The Supreme Court upheld the Affordable Care Act by a 5 to 4 vote on Thursday. Maybe you heard. (My colleague Adam Serwer has a great analysis of what this actually means.) GOP presidential nominee Mitt Romney, responding to the ruling in front of the US Capitol, reiterated his pledge to spend his hypothetical first day in office working to repeal Obamacare. (House Majority Leader Eric Cantor is already promising another repeal vote in early July.)
But it’s safe to say Romney, the only other elected official in American history to mandate that citizens buy health insurance, probably won’t like this passage from Justice Ruth Bader Ginsburg’s opinion, which partially concurred with Roberts and partially dissented:
By requiring most residents to obtain insurance, see Mass. Gen. Laws, ch. 111M, §2 (West 2011), the Commonwealth ensured that insurers would not be left with only the sick as customers. As a result, federal lawmakers observed, Massachusetts succeeded where other States had failed. See Brief for Commonwealth of Massachusetts as Amicus Curiae in No. 11–398, p. 3 (noting that the Commonwealth’s reforms reduced the number of uninsured residents to less than 2%, the lowest rate in the Nation, and cut the amount of uncompensated care by a third); 42 U. S. C. §18091(2)(D) (2006 ed., Supp. IV) (noting the success of Massachusetts’ reforms). In coupling the minimum coverage provision with guaranteed issue and community-rating prescriptions, Congress followed Massachusetts’ lead.

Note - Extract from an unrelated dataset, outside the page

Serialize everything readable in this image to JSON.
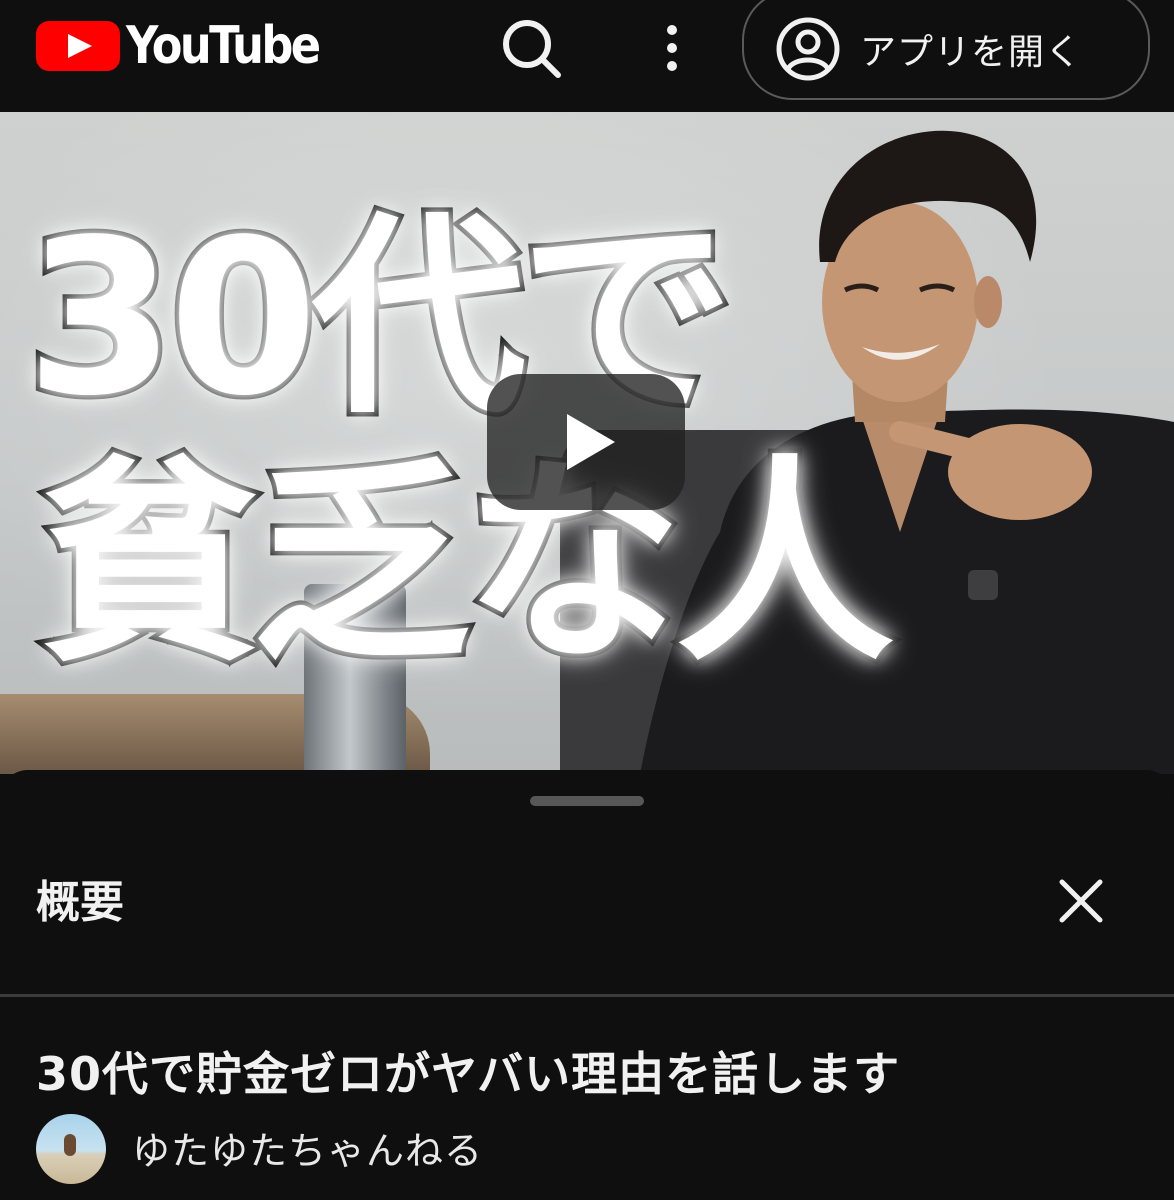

Ginsburg, of course, is completely correct. And in a sane political climate, Mitt Romney would happily take credit for this. As it stands, he’s in the uncomfortable position of once more distancing himself from his biggest political accomplishment.
(h/t Politico‘s Alex Burns.)